Litchfith is a name of ancient Anglo-Saxon
origin and comes from a family once having lived in the area of Latchford
in the parish of Grappenhall in Chester. Litchfith is a habitation
name from the broad category of surnames that were derived from place-names. They were derived from pre-existing names for towns, villages, parishes, or farmsteads. Other local
names are derived from the names of houses, manors, estates, regions, and entire counties.
Early Origins of the Litchfith family
The surname Litchfith was first found in Chester at Latchford, a chapelry in the union of Grappenhill, in the hundred
of Bucklow. There is no mention in the Domesday Book
of the place so presumably it was either of little significance or was established at a later time. Latchford had anciently two weekly markets and two annual fairs, granted to it by Edward III. The township is included in the parliamentary borough of Warrington, and comprises 731 acres. The family is believed to have originated here. Latchford is also a hamlet, in the parish of Great Haseley, poor-law union of Thame, hundred of Ewelme, in Oxfordshire

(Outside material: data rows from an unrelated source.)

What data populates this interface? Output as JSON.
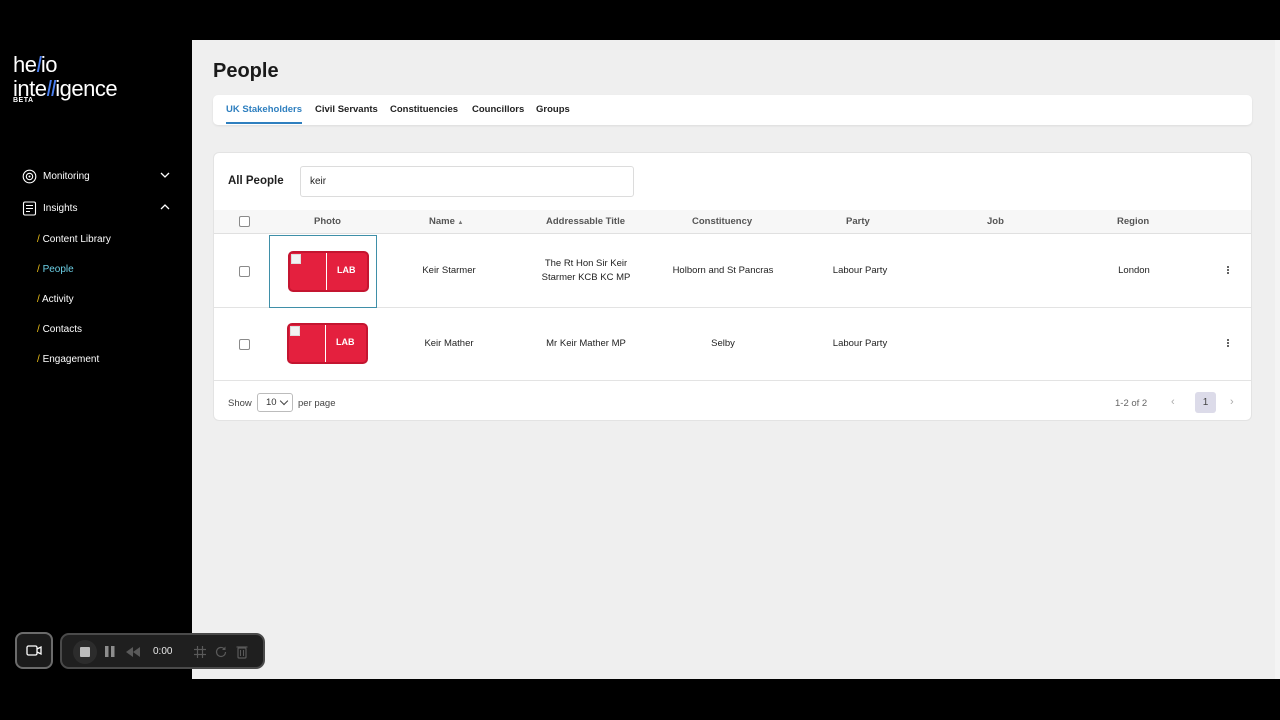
{
  "brand": {
    "line1": "he",
    "line1_accent": "l",
    "line1_end": "io",
    "line2": "inte",
    "line2_accent": "ll",
    "line2_end": "igence",
    "badge": "BETA"
  },
  "sidebar": {
    "groups": [
      {
        "label": "Monitoring",
        "icon": "monitoring-icon",
        "expanded": false
      },
      {
        "label": "Insights",
        "icon": "insights-icon",
        "expanded": true
      }
    ],
    "insights_items": [
      {
        "label": "Content Library",
        "active": false
      },
      {
        "label": "People",
        "active": true
      },
      {
        "label": "Activity",
        "active": false
      },
      {
        "label": "Contacts",
        "active": false
      },
      {
        "label": "Engagement",
        "active": false
      }
    ],
    "slash": "/"
  },
  "page": {
    "title": "People"
  },
  "tabs": [
    {
      "label": "UK Stakeholders",
      "active": true
    },
    {
      "label": "Civil Servants",
      "active": false
    },
    {
      "label": "Constituencies",
      "active": false
    },
    {
      "label": "Councillors",
      "active": false
    },
    {
      "label": "Groups",
      "active": false
    }
  ],
  "table": {
    "heading": "All People",
    "search_value": "keir",
    "columns": [
      "Photo",
      "Name",
      "Addressable Title",
      "Constituency",
      "Party",
      "Job",
      "Region"
    ],
    "sort_indicator": "▲",
    "rows": [
      {
        "party_badge": "LAB",
        "name": "Keir Starmer",
        "title_line1": "The Rt Hon Sir Keir",
        "title_line2": "Starmer KCB KC MP",
        "constituency": "Holborn and St Pancras",
        "party": "Labour Party",
        "job": "",
        "region": "London"
      },
      {
        "party_badge": "LAB",
        "name": "Keir Mather",
        "title_line1": "Mr Keir Mather MP",
        "title_line2": "",
        "constituency": "Selby",
        "party": "Labour Party",
        "job": "",
        "region": ""
      }
    ]
  },
  "pagination": {
    "show": "Show",
    "per_page_value": "10",
    "per_page": "per page",
    "range": "1-2 of 2",
    "prev": "‹",
    "current": "1",
    "next": "›"
  },
  "recorder": {
    "time": "0:00"
  },
  "colors": {
    "accent_tab": "#2e7fbf",
    "party_lab": "#e4203e",
    "active_nav": "#6cd0e6"
  }
}
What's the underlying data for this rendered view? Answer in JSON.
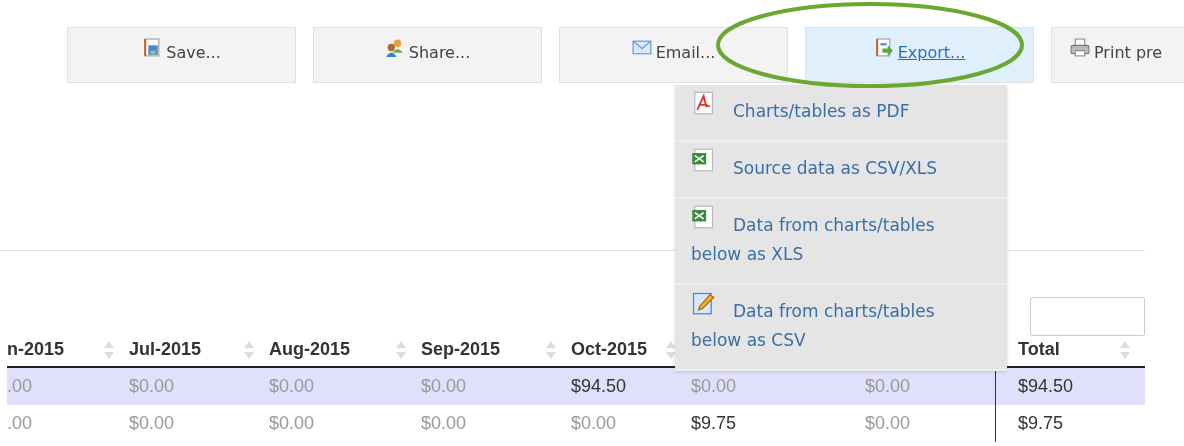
{
  "toolbar": [
    {
      "label": "Save...",
      "active": false
    },
    {
      "label": "Share...",
      "active": false
    },
    {
      "label": "Email...",
      "active": false
    },
    {
      "label": "Export...",
      "active": true
    },
    {
      "label": "Print pre",
      "active": false
    }
  ],
  "export_menu": [
    {
      "label": "Charts/tables as PDF"
    },
    {
      "label": "Source data as CSV/XLS"
    },
    {
      "label": "Data from charts/tables below as XLS"
    },
    {
      "label": "Data from charts/tables below as CSV"
    }
  ],
  "annotation": {
    "kind": "ellipse",
    "color": "#6aa832"
  },
  "table": {
    "columns": [
      {
        "label": "n-2015"
      },
      {
        "label": "Jul-2015"
      },
      {
        "label": "Aug-2015"
      },
      {
        "label": "Sep-2015"
      },
      {
        "label": "Oct-2015"
      },
      null,
      null,
      {
        "label": "Total"
      }
    ],
    "rows": [
      {
        "selected": true,
        "cells": [
          ".00",
          "$0.00",
          "$0.00",
          "$0.00",
          "$94.50",
          "$0.00",
          "$0.00",
          "$94.50"
        ]
      },
      {
        "selected": false,
        "cells": [
          ".00",
          "$0.00",
          "$0.00",
          "$0.00",
          "$0.00",
          "$9.75",
          "$0.00",
          "$9.75"
        ]
      }
    ]
  }
}
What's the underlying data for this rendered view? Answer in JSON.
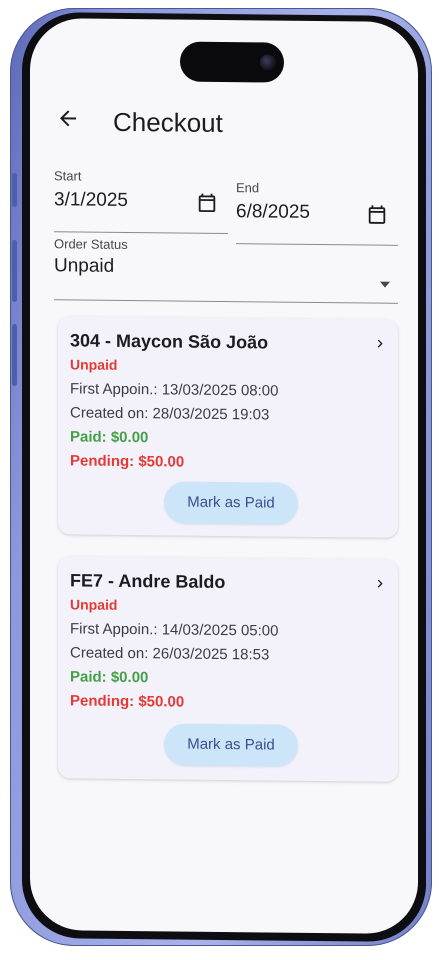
{
  "header": {
    "title": "Checkout"
  },
  "filters": {
    "start": {
      "label": "Start",
      "value": "3/1/2025"
    },
    "end": {
      "label": "End",
      "value": "6/8/2025"
    },
    "status": {
      "label": "Order Status",
      "value": "Unpaid"
    }
  },
  "orders": [
    {
      "name": "304 - Maycon São João",
      "status": "Unpaid",
      "first_appointment": "First Appoin.: 13/03/2025 08:00",
      "created_on": "Created on: 28/03/2025 19:03",
      "paid": "Paid: $0.00",
      "pending": "Pending: $50.00",
      "action": "Mark as Paid"
    },
    {
      "name": "FE7 - Andre Baldo",
      "status": "Unpaid",
      "first_appointment": "First Appoin.: 14/03/2025 05:00",
      "created_on": "Created on: 26/03/2025 18:53",
      "paid": "Paid: $0.00",
      "pending": "Pending: $50.00",
      "action": "Mark as Paid"
    }
  ],
  "icons": {
    "back": "arrow-back-icon",
    "calendar": "calendar-icon",
    "dropdown": "dropdown-arrow-icon",
    "chevron": "chevron-right-icon"
  },
  "colors": {
    "unpaid": "#e53935",
    "paid": "#43a047",
    "button_bg": "#cde5f8",
    "frame": "#8d99dc"
  }
}
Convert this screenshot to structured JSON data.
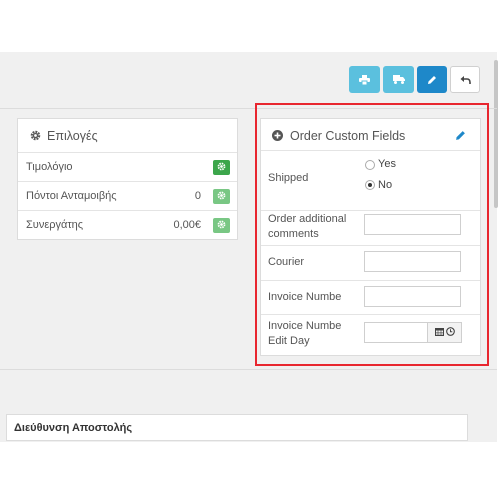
{
  "toolbar": {
    "buttons": [
      {
        "icon": "print-icon",
        "color": "#5bc0de"
      },
      {
        "icon": "truck-icon",
        "color": "#5bc0de"
      },
      {
        "icon": "pencil-icon",
        "color": "#1e88c9"
      },
      {
        "icon": "undo-icon",
        "color": "#ffffff"
      }
    ]
  },
  "options_panel": {
    "title": "Επιλογές",
    "icon": "gear-icon",
    "rows": [
      {
        "label": "Τιμολόγιο",
        "value": "",
        "button_icon": "gear-icon",
        "button_color": "#3ca64b"
      },
      {
        "label": "Πόντοι Ανταμοιβής",
        "value": "0",
        "button_icon": "gear-icon",
        "button_color": "#79c784"
      },
      {
        "label": "Συνεργάτης",
        "value": "0,00€",
        "button_icon": "gear-icon",
        "button_color": "#79c784"
      }
    ]
  },
  "custom_fields": {
    "title": "Order Custom Fields",
    "title_icon": "plus-circle-icon",
    "edit_icon": "pencil-icon",
    "highlight_color": "#e8262f",
    "shipped": {
      "label": "Shipped",
      "options": [
        "Yes",
        "No"
      ],
      "selected": "No"
    },
    "comments": {
      "label_line1": "Order additional",
      "label_line2": "comments",
      "value": ""
    },
    "courier": {
      "label": "Courier",
      "value": ""
    },
    "invoice_number": {
      "label": "Invoice Numbe",
      "value": ""
    },
    "invoice_edit_day": {
      "label_line1": "Invoice Numbe",
      "label_line2": "Edit Day",
      "value": "",
      "addon_icons": [
        "calendar-icon",
        "clock-icon"
      ]
    }
  },
  "table": {
    "columns": [
      "Διεύθυνση Αποστολής"
    ]
  }
}
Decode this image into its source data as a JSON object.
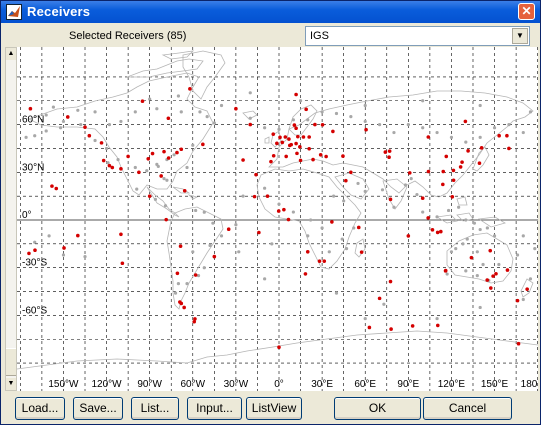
{
  "window": {
    "title": "Receivers",
    "close_glyph": "✕"
  },
  "header": {
    "selected_label": "Selected Receivers (85)"
  },
  "network_select": {
    "value": "IGS",
    "arrow_glyph": "▼"
  },
  "scrollbar": {
    "up_glyph": "▲",
    "down_glyph": "▼"
  },
  "map": {
    "lat_labels": [
      "60°N",
      "30°N",
      "0°",
      "-30°S",
      "-60°S"
    ],
    "lon_labels": [
      "150°W",
      "120°W",
      "90°W",
      "60°W",
      "30°W",
      "0°",
      "30°E",
      "60°E",
      "90°E",
      "120°E",
      "150°E",
      "180"
    ],
    "colors": {
      "grid": "#000000",
      "coast": "#b5b5b5",
      "receiver": "#d40000",
      "candidate": "#a8a8a8"
    },
    "selected_receivers": [
      [
        -147,
        64.8
      ],
      [
        -135,
        58.4
      ],
      [
        -123.5,
        48.5
      ],
      [
        -122,
        37.4
      ],
      [
        -118,
        34.2
      ],
      [
        -116,
        33
      ],
      [
        -110,
        32.2
      ],
      [
        -105,
        40
      ],
      [
        -97.5,
        30
      ],
      [
        -91,
        38.5
      ],
      [
        -88,
        41.8
      ],
      [
        -80,
        43
      ],
      [
        -76.8,
        39
      ],
      [
        -71,
        42.4
      ],
      [
        -68,
        44.5
      ],
      [
        -82,
        27.7
      ],
      [
        -65.6,
        18.4
      ],
      [
        -77,
        64
      ],
      [
        -62,
        82.5
      ],
      [
        -95,
        74.7
      ],
      [
        -53,
        47.6
      ],
      [
        -45,
        -23
      ],
      [
        -35,
        -5.8
      ],
      [
        -58,
        -34.6
      ],
      [
        -68.5,
        -16.5
      ],
      [
        -78.5,
        0.2
      ],
      [
        -70.7,
        -33.5
      ],
      [
        -69,
        -51.6
      ],
      [
        -68,
        -52.5
      ],
      [
        -59,
        -64
      ],
      [
        -66,
        -55
      ],
      [
        -140,
        -9.8
      ],
      [
        -155,
        19.8
      ],
      [
        -158,
        21.3
      ],
      [
        -149.6,
        -17.6
      ],
      [
        -109,
        -27.2
      ],
      [
        -25,
        37.7
      ],
      [
        -16,
        28.5
      ],
      [
        -17,
        14.7
      ],
      [
        -14,
        -7.9
      ],
      [
        -5.6,
        36.7
      ],
      [
        -3.7,
        40.4
      ],
      [
        2.3,
        48.8
      ],
      [
        -1.5,
        48.2
      ],
      [
        0.7,
        52
      ],
      [
        4.4,
        52.2
      ],
      [
        6.9,
        50.9
      ],
      [
        8.5,
        47.4
      ],
      [
        11.9,
        48.1
      ],
      [
        13.1,
        52.4
      ],
      [
        7.5,
        46.9
      ],
      [
        11.9,
        57.7
      ],
      [
        10.7,
        59.7
      ],
      [
        18.9,
        69.6
      ],
      [
        11.9,
        78.9
      ],
      [
        17,
        52.2
      ],
      [
        21,
        52.2
      ],
      [
        21,
        44.8
      ],
      [
        14.5,
        46
      ],
      [
        12.5,
        41.9
      ],
      [
        15,
        37.5
      ],
      [
        23.7,
        38
      ],
      [
        30.3,
        59.9
      ],
      [
        37.5,
        55.7
      ],
      [
        32.8,
        39.9
      ],
      [
        29,
        41
      ],
      [
        36.8,
        -1.2
      ],
      [
        31.5,
        -25.9
      ],
      [
        28.2,
        -25.9
      ],
      [
        18.4,
        -33.9
      ],
      [
        6.6,
        0.3
      ],
      [
        -0.2,
        5.6
      ],
      [
        3.4,
        6.5
      ],
      [
        46.5,
        24.7
      ],
      [
        57.5,
        -20.2
      ],
      [
        70,
        -49.3
      ],
      [
        77.6,
        13
      ],
      [
        77,
        43.3
      ],
      [
        76.6,
        39.5
      ],
      [
        74,
        42.7
      ],
      [
        91,
        29.6
      ],
      [
        104,
        30.5
      ],
      [
        114.3,
        30.5
      ],
      [
        116.4,
        40
      ],
      [
        121.4,
        31.2
      ],
      [
        126.4,
        33.4
      ],
      [
        127.4,
        36.4
      ],
      [
        139.5,
        35.7
      ],
      [
        141,
        45.4
      ],
      [
        131.6,
        43.5
      ],
      [
        153.2,
        53
      ],
      [
        158.6,
        53
      ],
      [
        114,
        22.4
      ],
      [
        121.5,
        25
      ],
      [
        120.6,
        14.6
      ],
      [
        103.8,
        1.3
      ],
      [
        106.8,
        -6.2
      ],
      [
        110.4,
        -7.8
      ],
      [
        112.6,
        -7.3
      ],
      [
        115.9,
        -32
      ],
      [
        116,
        -31.8
      ],
      [
        133.9,
        -23.7
      ],
      [
        147,
        -19.3
      ],
      [
        149,
        -35.3
      ],
      [
        151,
        -33.8
      ],
      [
        144.9,
        -37.8
      ],
      [
        147.4,
        -42.8
      ],
      [
        159,
        -31.5
      ],
      [
        166.7,
        -77.8
      ],
      [
        172.7,
        -43.5
      ],
      [
        -174,
        -21
      ],
      [
        -169.8,
        -19
      ],
      [
        62.9,
        -67.6
      ],
      [
        78,
        -68.6
      ],
      [
        93,
        -66.6
      ],
      [
        110.5,
        -66.3
      ],
      [
        77.6,
        -38.7
      ],
      [
        166,
        -50.7
      ],
      [
        -58.5,
        -62.2
      ],
      [
        -110,
        -9
      ],
      [
        60.6,
        56.8
      ],
      [
        103.9,
        52.2
      ],
      [
        129.7,
        62
      ],
      [
        100,
        13.7
      ],
      [
        55.5,
        -4.7
      ],
      [
        44.5,
        40.2
      ],
      [
        -173,
        70
      ],
      [
        160,
        45
      ],
      [
        -4,
        54
      ],
      [
        0,
        -80
      ],
      [
        -20,
        60
      ],
      [
        -30,
        70
      ],
      [
        20,
        -20
      ],
      [
        5,
        40
      ],
      [
        25,
        60
      ],
      [
        50,
        30
      ],
      [
        -90,
        15
      ],
      [
        90,
        -10
      ],
      [
        -8,
        15
      ],
      [
        -132,
        53
      ]
    ],
    "candidate_receivers": [
      [
        -150,
        62
      ],
      [
        -138,
        60
      ],
      [
        -128,
        50
      ],
      [
        -120,
        45
      ],
      [
        -119,
        36
      ],
      [
        -112,
        38
      ],
      [
        -100,
        33
      ],
      [
        -92,
        31
      ],
      [
        -85,
        35
      ],
      [
        -84,
        33.7
      ],
      [
        -78,
        38
      ],
      [
        -73,
        41
      ],
      [
        -60,
        47
      ],
      [
        -64,
        33
      ],
      [
        -80,
        26
      ],
      [
        -99,
        19.4
      ],
      [
        -86,
        13
      ],
      [
        -79,
        9
      ],
      [
        -58,
        6
      ],
      [
        -52,
        4.9
      ],
      [
        -46,
        -2
      ],
      [
        -40,
        -10
      ],
      [
        -48,
        -16
      ],
      [
        -52,
        -30
      ],
      [
        -60,
        -20
      ],
      [
        -70,
        -40
      ],
      [
        -72,
        -46
      ],
      [
        -56,
        -35
      ],
      [
        -64,
        -40
      ],
      [
        -152,
        58
      ],
      [
        -162,
        66
      ],
      [
        -157,
        71
      ],
      [
        -78,
        25
      ],
      [
        -25,
        15
      ],
      [
        -10,
        20
      ],
      [
        0,
        10
      ],
      [
        10,
        5
      ],
      [
        22,
        0
      ],
      [
        30,
        -5
      ],
      [
        20,
        -10
      ],
      [
        35,
        -20
      ],
      [
        44,
        -12
      ],
      [
        52,
        -5
      ],
      [
        47,
        -18
      ],
      [
        38,
        15
      ],
      [
        45,
        12
      ],
      [
        55,
        23
      ],
      [
        60,
        18
      ],
      [
        72,
        19
      ],
      [
        80,
        8
      ],
      [
        88,
        22
      ],
      [
        92,
        26
      ],
      [
        96,
        16
      ],
      [
        100,
        5
      ],
      [
        110,
        2
      ],
      [
        118,
        6
      ],
      [
        125,
        8
      ],
      [
        130,
        0
      ],
      [
        136,
        -2
      ],
      [
        140,
        -6
      ],
      [
        145,
        -5
      ],
      [
        150,
        -10
      ],
      [
        120,
        -20
      ],
      [
        123,
        -18
      ],
      [
        128,
        -15
      ],
      [
        131,
        -12
      ],
      [
        138,
        -20
      ],
      [
        142,
        -28
      ],
      [
        138,
        -35
      ],
      [
        130,
        -32
      ],
      [
        117,
        -34
      ],
      [
        153,
        -28
      ],
      [
        146,
        -38
      ],
      [
        175,
        -37
      ],
      [
        178,
        -18
      ],
      [
        166,
        -22
      ],
      [
        170,
        -10
      ],
      [
        -170,
        -14
      ],
      [
        -150,
        -22
      ],
      [
        -160,
        -10
      ],
      [
        -135,
        -23
      ],
      [
        -176,
        52
      ],
      [
        170,
        55
      ],
      [
        160,
        60
      ],
      [
        150,
        58
      ],
      [
        140,
        52
      ],
      [
        130,
        49
      ],
      [
        120,
        52
      ],
      [
        110,
        55
      ],
      [
        100,
        58
      ],
      [
        90,
        60
      ],
      [
        80,
        55
      ],
      [
        70,
        60
      ],
      [
        60,
        62
      ],
      [
        50,
        65
      ],
      [
        40,
        67
      ],
      [
        30,
        68
      ],
      [
        20,
        63
      ],
      [
        10,
        63
      ],
      [
        0,
        57
      ],
      [
        -10,
        58
      ],
      [
        -20,
        64
      ],
      [
        -45,
        61
      ],
      [
        -50,
        65
      ],
      [
        -55,
        68
      ],
      [
        -68,
        68
      ],
      [
        -85,
        70
      ],
      [
        -100,
        68
      ],
      [
        -110,
        62
      ],
      [
        -118,
        60
      ],
      [
        -128,
        68
      ],
      [
        -140,
        69
      ],
      [
        -162,
        56
      ],
      [
        -170,
        53
      ],
      [
        -90,
        76
      ],
      [
        -70,
        78
      ],
      [
        -40,
        72
      ],
      [
        -20,
        80
      ],
      [
        15,
        75
      ],
      [
        60,
        72
      ],
      [
        100,
        75
      ],
      [
        140,
        72
      ],
      [
        175,
        68
      ],
      [
        40,
        -46
      ],
      [
        -10,
        -37
      ],
      [
        -5,
        -15
      ],
      [
        -30,
        -3
      ],
      [
        -28,
        -20
      ],
      [
        73,
        -53
      ],
      [
        170,
        -50
      ],
      [
        140,
        -55
      ],
      [
        110,
        -62
      ],
      [
        60,
        -62
      ]
    ]
  }
}
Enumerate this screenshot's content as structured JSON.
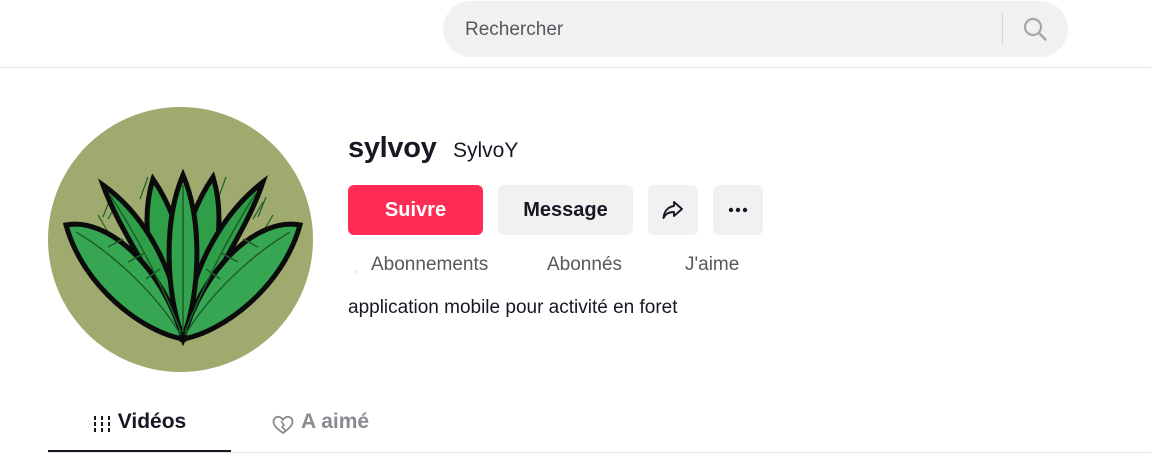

, but this hamlet remained small through the ages as by 1890 it containing only 32 inhabitants whereas at that time the former Latchford had 2,361. CITATION[CLOSE]
Lewis, Samuel, A Topographical Dictionary of England. Institute of Historical Research, 1848, Print.
The Lackford variant is believed to have originated in Lackford, Suffolk, a parish, in the union and hundred of Thingoe. CITATION[CLOSE]
Lewis, Samuel, A Topographical Dictionary of England. Institute of Historical Research, 1848, Print. Today, the parish contains the Lackford Lakes nature reserve and SSSI, created from reclaimed gravel pits. Lackford Hall was built around 1570, but the parish dates back much further than that. In fact, the Domesday Book of 1086 lists the place as Lecforda and probably meant "ford where leeks grow," from the Old English "leac" + "ford." CITATION[CLOSE]
Mills, A.D., Dictionary of English Place-Names. Oxford: Oxford University Press, 1991. Print. (ISBN 0-19-869156-4) The Lackford hundred consisting of 83,712 acres and is similarly listed in the Domesday Book. CITATION[CLOSE]
Williams, Dr Ann. And G.H. Martin, Eds., Domesday Book A Complete Translation. London: Penguin, 1992. Print. (ISBN 0-141-00523-8)
Early History of the Litchfith family
This web page shows only a small excerpt of our Litchfith research.Another 139 words (10 lines of text) covering the years 163 and 1630 are included under the topic Early Litchfith History in all our PDF Extended History products and printed products wherever possible.
Litchfith Spelling Variations
The English language only became standardized in the last few centuries; therefore, spelling variations
are common among early Anglo-Saxon
names. As the form of the English language changed, even the spelling of literate people's names evolved. Litchfith has been recorded under many different variations, including Latchford, Latchforde, Lashford, Lashforde and others.
Early Notables of the Litchfith family (pre 1700)
More information is included under the topic Early Litchfith Notables in all our PDF Extended History products
and printed products wherever possible.
Migration of the Litchfith family to Ireland
Some of the Litchfith family moved to Ireland
, but this topic is not covered in this excerpt.Another 103 words (7 lines of text) about their life in Ireland is included in all our PDF Extended History products and printed products wherever possible.
Migration of the Litchfith family to the New World and Oceana
For many English families, the political and religious disarray that shrouded England
made the far away New World an attractive prospect. On cramped disease-ridden ships, thousands migrated to those British colonies that would eventually become Canada and the United States. Those hardy settlers that survived the journey often went on to make important contributions to the emerging nations in which they landed. Analysis of immigration records indicates that some of the first North American immigrants bore the name Litchfith or a variant listed above: Thomas Lachford who settled in Boston, Massachusetts between 1630.